Second, country music is characterized by its emphasis on storytelling. The lyrics of country songs often tell tales of love, heartbreak, struggle, and other common themes that are relatable to its listeners. The words roll and twist around the melody, painting vivid pictures of the stories being told. Listeners can imagine themselves in the shoes of the characters of the song and relate to the emotions that are being conveyed.
Lastly, country music often uses simple chord progressions that are easy to follow and give the song its distinctive sound. These chord progressions are often based around I-IV-V chords, and they blend seamlessly with the lyrics and guitar picking/strumming patterns. These chord progressions also provide a foundation for the melody and rhythm of the song, making it both catchy and easy to sing along to.
The guitar, storytelling lyrics, and simple chord progressions are three specific standards that are central to country music. They create a unique sound that is both relatable and catchy, and they effectively tie all the sub-genres of country music together.
What do all country songs have in common?
At their core, country songs share a few common characteristics that make them instantly recognizable. The first is their simple chord progressions and catchy riffs. These elements provide the foundation for the song and set the tone for the lyrics and melody. Many of the best country songs of all time have used this type of structure to great effect, from Johnny Cash’s “I Walk the Line” to Dolly Parton’s “Jolene” to Willie Nelson’s “On the Road Again.”
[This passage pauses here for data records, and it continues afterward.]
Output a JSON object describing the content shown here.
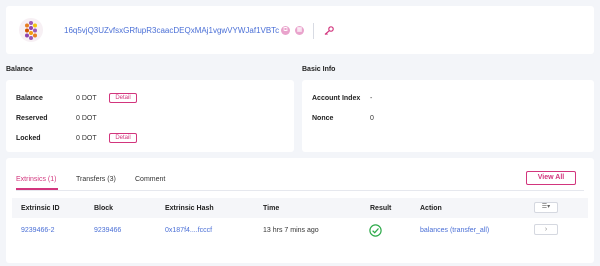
{
  "account": {
    "address": "16q5vjQ3UZvfsxGRfupR3caacDEQxMAj1vgwVYWJaf1VBTc",
    "avatar_icon": "identicon-icon",
    "copy_icon": "copy-icon",
    "qr_icon": "qr-code-icon",
    "key_icon": "key-icon"
  },
  "balance": {
    "title": "Balance",
    "rows": [
      {
        "label": "Balance",
        "value": "0 DOT",
        "action": "Detail"
      },
      {
        "label": "Reserved",
        "value": "0 DOT"
      },
      {
        "label": "Locked",
        "value": "0 DOT",
        "action": "Detail"
      }
    ]
  },
  "basic_info": {
    "title": "Basic Info",
    "rows": [
      {
        "label": "Account Index",
        "value": "-"
      },
      {
        "label": "Nonce",
        "value": "0"
      }
    ]
  },
  "tabs": {
    "items": [
      {
        "label": "Extrinsics (1)",
        "active": true
      },
      {
        "label": "Transfers (3)"
      },
      {
        "label": "Comment"
      }
    ],
    "view_all": "View All"
  },
  "table": {
    "headers": [
      "Extrinsic ID",
      "Block",
      "Extrinsic Hash",
      "Time",
      "Result",
      "Action"
    ],
    "rows": [
      {
        "extrinsic_id": "9239466-2",
        "block": "9239466",
        "hash": "0x187f4....fcccf",
        "time": "13 hrs 7 mins ago",
        "result": "success-check-icon",
        "action": "balances (transfer_all)"
      }
    ]
  },
  "colors": {
    "accent": "#d2357d",
    "link": "#4a6fd6",
    "success": "#2eaa4a"
  }
}
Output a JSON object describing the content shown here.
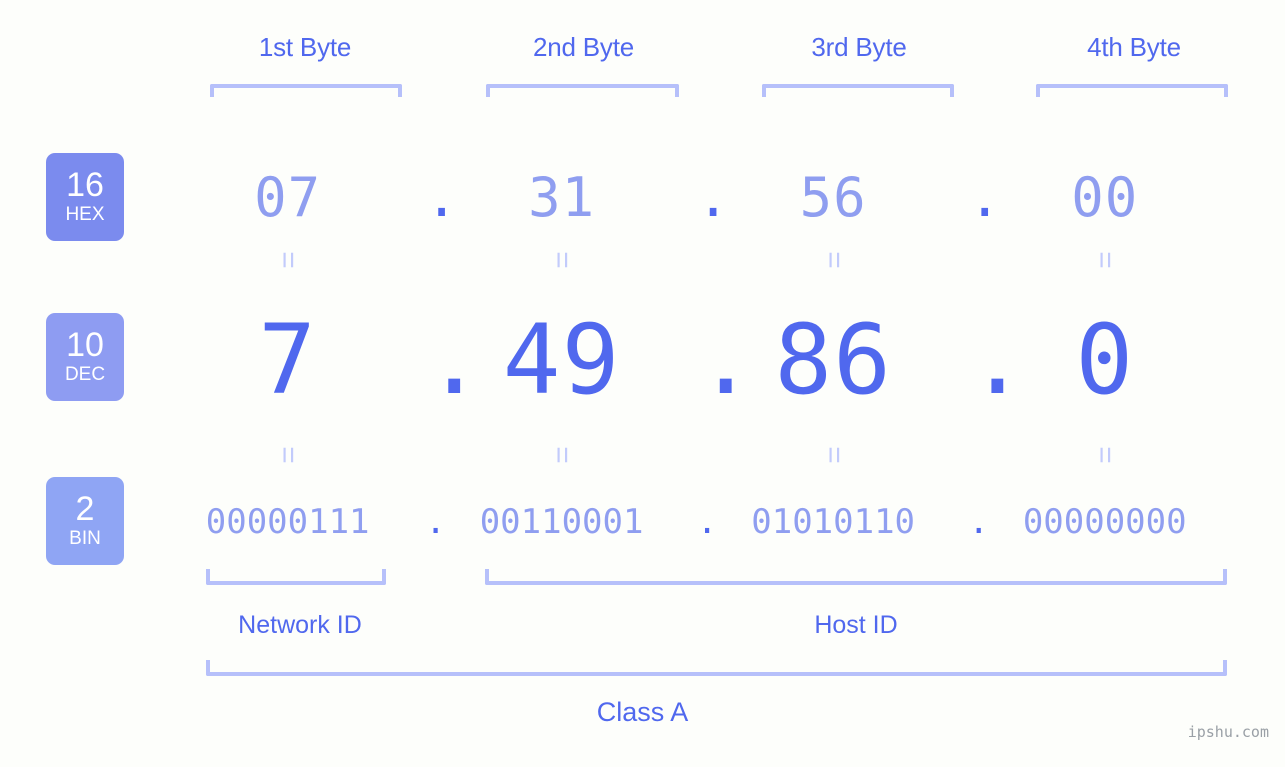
{
  "background_color": "#fdfefb",
  "accent_color": "#5068ee",
  "accent_light_color": "#8f9ef0",
  "bracket_color": "#b6c0fa",
  "equals_color": "#c2cbfb",
  "byte_headers": [
    {
      "label": "1st Byte"
    },
    {
      "label": "2nd Byte"
    },
    {
      "label": "3rd Byte"
    },
    {
      "label": "4th Byte"
    }
  ],
  "rows": [
    {
      "base_number": "16",
      "base_name": "HEX",
      "badge_color": "#7b8bee",
      "values": [
        "07",
        "31",
        "56",
        "00"
      ],
      "separator": "."
    },
    {
      "base_number": "10",
      "base_name": "DEC",
      "badge_color": "#8e9cf2",
      "values": [
        "7",
        "49",
        "86",
        "0"
      ],
      "separator": "."
    },
    {
      "base_number": "2",
      "base_name": "BIN",
      "badge_color": "#8fa5f4",
      "values": [
        "00000111",
        "00110001",
        "01010110",
        "00000000"
      ],
      "separator": "."
    }
  ],
  "equals_symbol": "=",
  "sections": {
    "network_id": "Network ID",
    "host_id": "Host ID"
  },
  "class_label": "Class A",
  "watermark": "ipshu.com"
}
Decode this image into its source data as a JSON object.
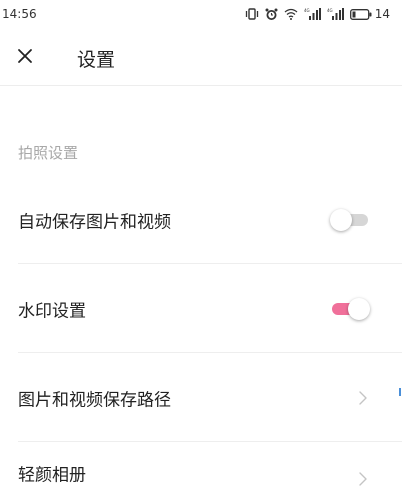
{
  "status_bar": {
    "time": "14:56",
    "battery": "14",
    "icons": [
      "vibrate-icon",
      "alarm-icon",
      "wifi-icon",
      "signal-icon",
      "signal-icon",
      "battery-icon"
    ]
  },
  "header": {
    "close_icon": "close-icon",
    "title": "设置"
  },
  "section": {
    "label": "拍照设置"
  },
  "rows": [
    {
      "label": "自动保存图片和视频",
      "control": "toggle",
      "state": "off"
    },
    {
      "label": "水印设置",
      "control": "toggle",
      "state": "on"
    },
    {
      "label": "图片和视频保存路径",
      "control": "chevron-right-icon"
    },
    {
      "label": "轻颜相册",
      "control": "chevron-right-icon"
    }
  ],
  "colors": {
    "toggle_on": "#f0709a",
    "toggle_off": "#d6d6d6",
    "section_label": "#a8a8a8"
  }
}
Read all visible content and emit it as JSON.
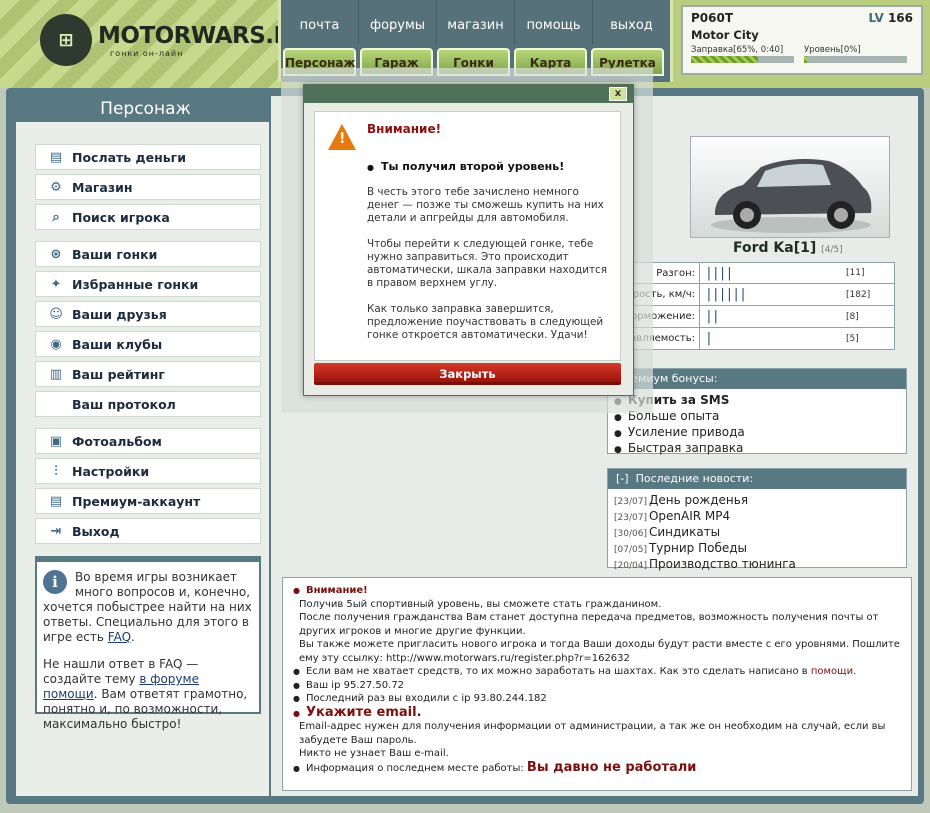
{
  "logo": {
    "name": "MOTORWARS.RU",
    "tagline": "гонки он-лайн"
  },
  "topnav": {
    "row1": [
      "почта",
      "форумы",
      "магазин",
      "помощь",
      "выход"
    ],
    "row2": [
      "Персонаж",
      "Гараж",
      "Гонки",
      "Карта",
      "Рулетка"
    ]
  },
  "status": {
    "nick": "P060T",
    "lv_label": "LV",
    "level": "166",
    "city": "Motor City",
    "fuel_label": "Заправка[65%, 0:40]",
    "fuel_pct": 65,
    "level_label": "Уровень[0%]",
    "level_pct": 0
  },
  "sidebar": {
    "title": "Персонаж",
    "group1": [
      "Послать деньги",
      "Магазин",
      "Поиск игрока"
    ],
    "group2": [
      "Ваши гонки",
      "Избранные гонки",
      "Ваши друзья",
      "Ваши клубы",
      "Ваш рейтинг",
      "Ваш протокол"
    ],
    "group3": [
      "Фотоальбом",
      "Настройки",
      "Премиум-аккаунт",
      "Выход"
    ],
    "faq_p1": "Во время игры возникает много вопросов и, конечно, хочется побыстрее найти на них ответы. Специально для этого в игре есть",
    "faq_link1": "FAQ",
    "faq_p2a": "Не нашли ответ в FAQ — создайте тему",
    "faq_link2": "в форуме помощи",
    "faq_p2b": ". Вам ответят грамотно, понятно и, по возможности, максимально быстро!"
  },
  "car": {
    "name": "Ford Ka[1]",
    "slots": "[4/5]",
    "stats": [
      {
        "label": "Разгон:",
        "bars": "||||",
        "value": "[11]"
      },
      {
        "label": "Скорость, км/ч:",
        "bars": "||||||",
        "value": "[182]"
      },
      {
        "label": "Торможение:",
        "bars": "||",
        "value": "[8]"
      },
      {
        "label": "Управляемость:",
        "bars": "|",
        "value": "[5]"
      }
    ]
  },
  "premium": {
    "header": "Премиум бонусы:",
    "items": [
      "Купить за SMS",
      "Больше опыта",
      "Усиление привода",
      "Быстрая заправка"
    ]
  },
  "news": {
    "toggle": "[-]",
    "header": "Последние новости:",
    "items": [
      {
        "date": "[23/07]",
        "title": "День рожденья"
      },
      {
        "date": "[23/07]",
        "title": "OpenAIR MP4"
      },
      {
        "date": "[30/06]",
        "title": "Синдикаты"
      },
      {
        "date": "[07/05]",
        "title": "Турнир Победы"
      },
      {
        "date": "[20/04]",
        "title": "Производство тюнинга"
      }
    ]
  },
  "info": {
    "warn_title": "Внимание!",
    "line1": "Получив 5ый спортивный уровень, вы сможете стать гражданином.",
    "line2": "После получения гражданства Вам станет доступна передача предметов, возможность получения почты от других игроков и многие другие функции.",
    "line3": "Вы также можете пригласить нового игрока и тогда Ваши доходы будут расти вместе с его уровнями. Пошлите ему эту ссылку: http://www.motorwars.ru/register.php?r=162632",
    "line4a": "Если вам не хватает средств, то их можно заработать на шахтах. Как это сделать написано в",
    "line4_link": "помощи",
    "line5": "Ваш ip 95.27.50.72",
    "line6": "Последний раз вы входили с ip 93.80.244.182",
    "email_title": "Укажите email.",
    "line7": "Email-адрес нужен для получения информации от администрации, а так же он необходим на случай, если вы забудете Ваш пароль.",
    "line8": "Никто не узнает Ваш e-mail.",
    "line9a": "Информация о последнем месте работы:",
    "line9b": "Вы давно не работали"
  },
  "modal": {
    "close_x": "x",
    "title": "Внимание!",
    "subtitle": "Ты получил второй уровень!",
    "p1": "В честь этого тебе зачислено немного денег — позже ты сможешь купить на них детали и апгрейды для автомобиля.",
    "p2": "Чтобы перейти к следующей гонке, тебе нужно заправиться. Это происходит автоматически, шкала заправки находится в правом верхнем углу.",
    "p3": "Как только заправка завершится, предложение поучаствовать в следующей гонке откроется автоматически. Удачи!",
    "button": "Закрыть"
  },
  "colors": {
    "accent": "#587982",
    "header_green": "#b8ce7e",
    "warning": "#7a1010",
    "button_red": "#b8241a"
  }
}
Another hallmark of country music is the vocal harmonies. Country songs are often sung by multiple singers who layer their voices on top of each other, creating a rich, textured sound. These harmonies can convey a range of emotions, from joy and celebration to heartache and loss. Some of the best-known country harmonies can be heard in songs like The Eagles’ “Seven Bridges Road,” The Judds’ “Love Can Build a Bridge,” and Brooks & Dunn’s “Only in America.”
Finally, country songs often feature a structure that includes a bridge and a chorus. The bridge is a short section of the song that provides a musical and lyrical contrast to the rest of the song, while the chorus is the part that is repeated multiple times throughout the song. This structure helps to create a sense of familiarity and keeps the listener engaged.
Of course, not every country song follows these exact patterns. There are many examples of country songs that break with tradition and experiment with different structures and sounds. Nonetheless, the elements outlined above are a fundamental part of what makes country music so distinctive and enduring. Whether you’re a die-hard fan of classic country or just appreciate a good song, these common features are sure to be recognizable and enjoyable.